Segment Start: Given data

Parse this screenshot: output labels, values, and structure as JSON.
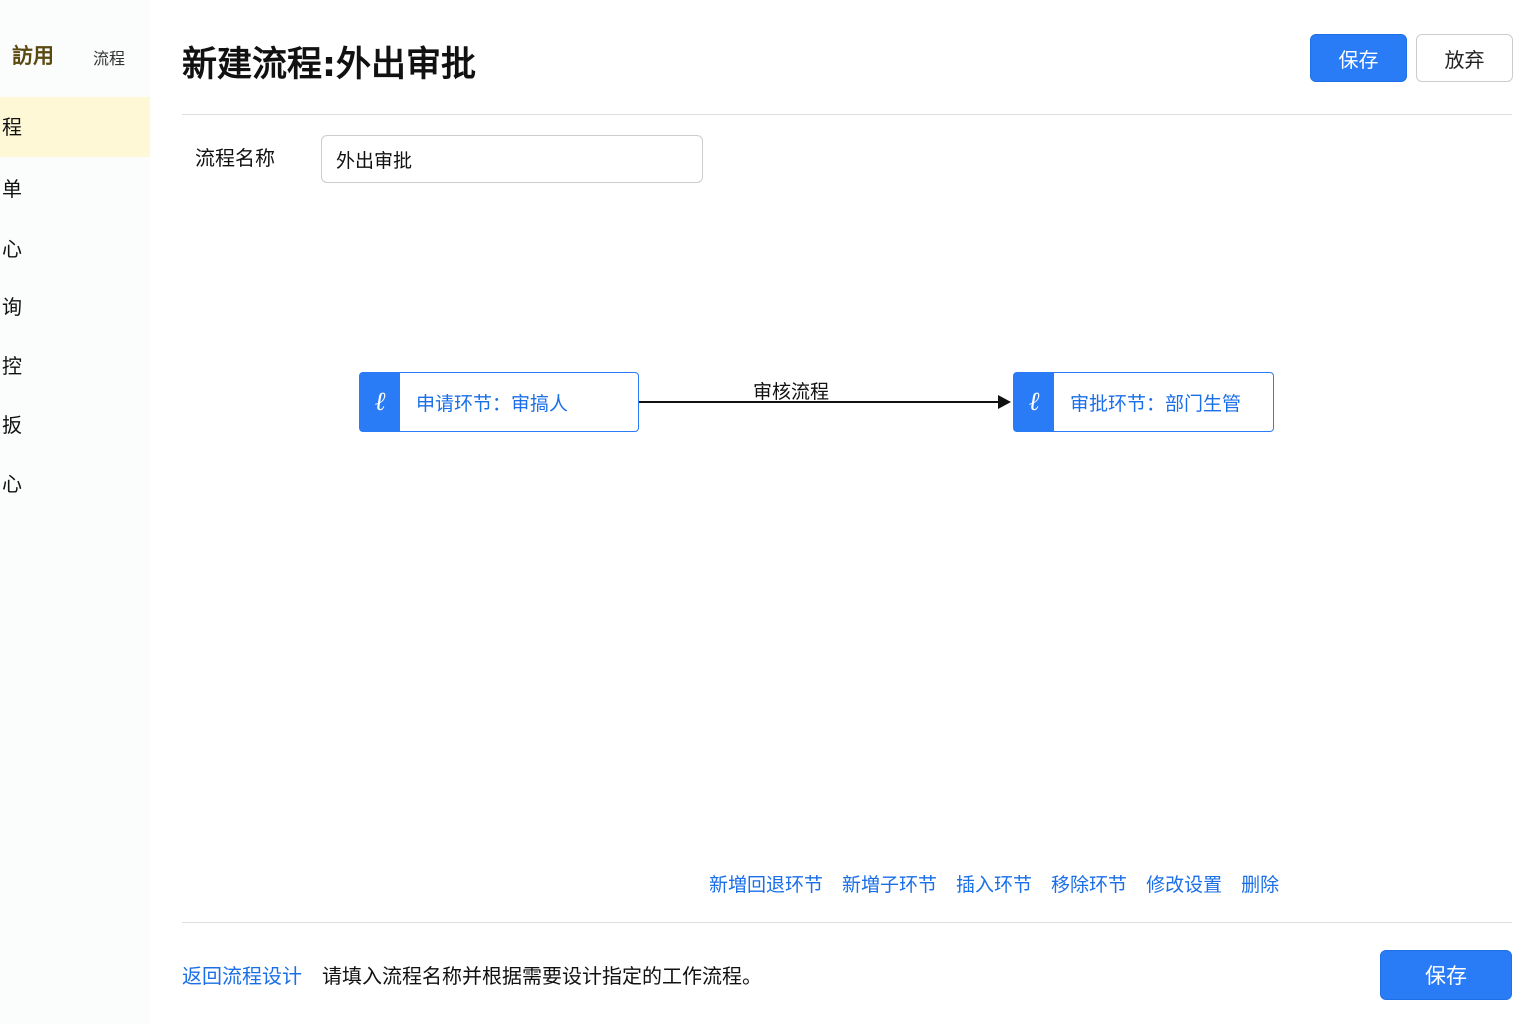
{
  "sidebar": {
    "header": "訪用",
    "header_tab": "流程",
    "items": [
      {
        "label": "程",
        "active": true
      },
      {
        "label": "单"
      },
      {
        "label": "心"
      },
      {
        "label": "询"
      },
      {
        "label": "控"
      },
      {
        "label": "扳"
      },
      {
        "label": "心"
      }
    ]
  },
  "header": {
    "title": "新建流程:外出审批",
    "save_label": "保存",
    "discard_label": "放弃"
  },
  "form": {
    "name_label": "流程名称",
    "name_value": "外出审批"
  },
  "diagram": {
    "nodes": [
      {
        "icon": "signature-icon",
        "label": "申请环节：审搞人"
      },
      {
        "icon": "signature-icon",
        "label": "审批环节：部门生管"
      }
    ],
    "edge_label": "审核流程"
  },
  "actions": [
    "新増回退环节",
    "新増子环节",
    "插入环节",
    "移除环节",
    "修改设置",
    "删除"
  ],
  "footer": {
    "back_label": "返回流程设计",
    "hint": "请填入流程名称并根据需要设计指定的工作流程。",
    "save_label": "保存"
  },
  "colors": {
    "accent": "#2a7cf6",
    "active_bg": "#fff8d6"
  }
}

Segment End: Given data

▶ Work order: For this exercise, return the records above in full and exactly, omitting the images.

▶ Written response:
Parse this screenshot: output labels, values, and structure as JSON.
{
  "sidebar": {
    "header": "訪用",
    "header_tab": "流程",
    "items": [
      {
        "label": "程",
        "active": true
      },
      {
        "label": "单"
      },
      {
        "label": "心"
      },
      {
        "label": "询"
      },
      {
        "label": "控"
      },
      {
        "label": "扳"
      },
      {
        "label": "心"
      }
    ]
  },
  "header": {
    "title": "新建流程:外出审批",
    "save_label": "保存",
    "discard_label": "放弃"
  },
  "form": {
    "name_label": "流程名称",
    "name_value": "外出审批"
  },
  "diagram": {
    "nodes": [
      {
        "icon": "signature-icon",
        "label": "申请环节：审搞人"
      },
      {
        "icon": "signature-icon",
        "label": "审批环节：部门生管"
      }
    ],
    "edge_label": "审核流程"
  },
  "actions": [
    "新増回退环节",
    "新増子环节",
    "插入环节",
    "移除环节",
    "修改设置",
    "删除"
  ],
  "footer": {
    "back_label": "返回流程设计",
    "hint": "请填入流程名称并根据需要设计指定的工作流程。",
    "save_label": "保存"
  },
  "colors": {
    "accent": "#2a7cf6",
    "active_bg": "#fff8d6"
  }
}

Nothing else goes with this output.